Never having been one to pay attention to fashion, the only jumper I'm familiar with is the top of the Navy junior enlisted dress uniforms, the traditional "sailor shirt". I'm guessing that her "jumper" was named for having that same basic cut, whereas we say "sweater" for all forms of knit upper outer garments. I assume that her "jumper" was a pullover (single piece, no buttons) with long sleeves, a large "V" neck (ie, not just a small token "V", but one that extends down to about the "two-T line" (a film term I was once taught), and either no collar or a flap hanging down the upper back.
(I just Google'd because I was sure I had gotten the spelling wrong, but I had guessed right):
What we in the US call "baby carriage" or "stroller".
I think I've also heard it in UK productions refered to as a "pram".
BTW, speaking of Monty, I saw the one where the British Dental Association agents were acting as spies, as the various agents would come into the bookstore with bigger and bigger weapons and get the drop on all the agents already there. Then the head bad guy (Graham Chapman) comes out of the wall in a dental chair, but somebody notices the time and they all break for their evil-doing to go have lunch.
The thing that struck me, was that Graham's character acted an awful lot like Mike Myers' "Dr Evil", down to the extended pinky being placed to the cormer of his mouth.

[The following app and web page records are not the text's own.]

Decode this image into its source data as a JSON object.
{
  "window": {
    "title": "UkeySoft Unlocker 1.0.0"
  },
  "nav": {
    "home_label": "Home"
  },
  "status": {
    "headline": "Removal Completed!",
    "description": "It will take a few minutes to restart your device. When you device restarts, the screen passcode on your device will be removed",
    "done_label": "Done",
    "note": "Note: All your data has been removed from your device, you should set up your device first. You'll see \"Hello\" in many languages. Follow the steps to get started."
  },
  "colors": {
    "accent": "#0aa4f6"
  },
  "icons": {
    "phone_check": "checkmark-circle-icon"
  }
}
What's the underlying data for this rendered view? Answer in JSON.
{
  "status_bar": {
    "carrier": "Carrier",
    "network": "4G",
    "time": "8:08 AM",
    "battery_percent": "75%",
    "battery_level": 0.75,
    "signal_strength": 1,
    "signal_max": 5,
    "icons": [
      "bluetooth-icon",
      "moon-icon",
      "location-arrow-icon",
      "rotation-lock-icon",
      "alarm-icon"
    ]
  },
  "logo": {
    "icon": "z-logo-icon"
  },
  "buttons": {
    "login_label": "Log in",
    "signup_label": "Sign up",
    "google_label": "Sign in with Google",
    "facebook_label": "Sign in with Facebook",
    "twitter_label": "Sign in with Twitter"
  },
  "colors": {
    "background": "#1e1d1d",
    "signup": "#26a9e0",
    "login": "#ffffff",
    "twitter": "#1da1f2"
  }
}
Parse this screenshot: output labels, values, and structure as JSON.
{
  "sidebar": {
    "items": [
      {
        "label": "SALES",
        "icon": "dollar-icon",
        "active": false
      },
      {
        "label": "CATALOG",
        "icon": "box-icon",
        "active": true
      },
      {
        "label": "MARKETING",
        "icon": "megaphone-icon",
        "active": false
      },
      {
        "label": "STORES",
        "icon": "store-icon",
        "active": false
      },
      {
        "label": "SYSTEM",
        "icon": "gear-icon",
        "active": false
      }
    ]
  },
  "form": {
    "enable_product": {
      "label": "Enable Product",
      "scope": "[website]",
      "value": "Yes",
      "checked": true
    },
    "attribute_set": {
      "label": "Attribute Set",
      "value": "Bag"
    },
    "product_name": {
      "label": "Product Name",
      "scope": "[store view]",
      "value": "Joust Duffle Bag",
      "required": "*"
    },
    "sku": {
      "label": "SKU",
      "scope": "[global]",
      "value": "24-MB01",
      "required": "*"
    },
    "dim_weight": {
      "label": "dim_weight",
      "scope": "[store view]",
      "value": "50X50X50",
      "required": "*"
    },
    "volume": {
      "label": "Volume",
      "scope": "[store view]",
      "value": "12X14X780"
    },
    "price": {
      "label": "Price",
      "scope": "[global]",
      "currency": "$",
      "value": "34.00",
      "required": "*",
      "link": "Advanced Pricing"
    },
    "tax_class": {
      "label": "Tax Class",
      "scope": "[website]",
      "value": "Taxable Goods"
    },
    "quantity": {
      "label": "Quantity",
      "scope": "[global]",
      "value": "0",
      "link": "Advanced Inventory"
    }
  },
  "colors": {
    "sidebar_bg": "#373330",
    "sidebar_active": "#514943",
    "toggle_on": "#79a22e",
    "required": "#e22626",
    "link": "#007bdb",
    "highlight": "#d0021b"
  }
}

I assume that's were Myers got it from.
"We have a piper down! I repeat, a piper is down!"
Myers (as the dad) in So I Married an Axe Murderer
When a friend was in Australia, she went into a shop to get some cookies and they all thought it hilarious what she called "biscuits" (I seem to recall from 30 years ago).
And there was some odd main dish being baked in "1900's House": a large sausage in a much larger pan partially filled with some kind of sauce. I think I remember a "and squeak" in the name.
In the book, "The Germans", the American author related an incident from when he had remained in England after WWII to attend university. Their meal one day was introduced with a little speech: "It has been said that the only food worse than English food is that of the Eskimo. Today, we are attempting to do the Eskimo one better." And I think there was a "and squeak" in that name too.
I still get nightmares over "spotted dick".
A favorite scene from "A Year in Province." It's Xmas time, so their strange hunter/poacher neighbor presents them with a present, a jar of fox's blood that he tells them is delicious with certain foods. Obviously sickened by the very thought, the British couple picks up a pudding that had been sent to them from England that give it to him as his present. When they tell him what it is, he looks at it obviously sickened by the very thought.
When I moved to the USA from canada, there were a few things I thought were odd
ruff/roof (why do we pronounce the roof of a house like a dog bark?)
whats her face?/whats her name? (it sounds rude to not remember someones name by "whats her face?" but I use it all the time now )
I new there were more... I cant rememeber now though!
I had to learn to stop using certain words because they are American curse words. For example "ewww that looks like bird sh%t!" would get the other kids gasping and laughing with/at me until I learned it was better to substitute the word "poop" for "sh%t", otherwise I was a bad person haha!
Never heard of perambulator but pram is quite commonly used. Stroller might be used, especially as that is the name given to some of the products made by Maclaren, a British company that makes prams. I have had the pleasure of racing along in the park with my nephew strapped into one. According to his parents, they are not sure who enjoyed it most! :? :doh: :lol: :lol:
Bubble and squeak (sometimes just called bubble) is a traditional British dish made with the shallow-fried leftover vegetables from a roast dinner. The chief ingredients are potato and cabbage, but carrots, peas, brussels sprouts, and other vegetables can be added. It is traditionally served with cold meat from the Sunday roast, and pickles. Traditionally the meat was added to the bubble and squeak itself, although nowadays the vegetarian version is more common. The cold chopped vegetables (and cold chopped meat if used) are fried in a pan together with mashed potato until the mixture is well-cooked and brown on the sides. The name is a description of the action and sound made during the cooking process.
That may be more of a European thing vs the US way. I know that in Germany, you have the ground floor, then you go up to the first story, etc, whereas in the US the ground floor is the first story and you go up to the second story. I think I saw the same thing in France as in Germany. I didn't ride any elevators in Belgium and I forget what I saw in Switzerland, but I think it was the same as in Germany. Those were the only countries I have visited, so I'm just assuming that the rest of Europe is the same.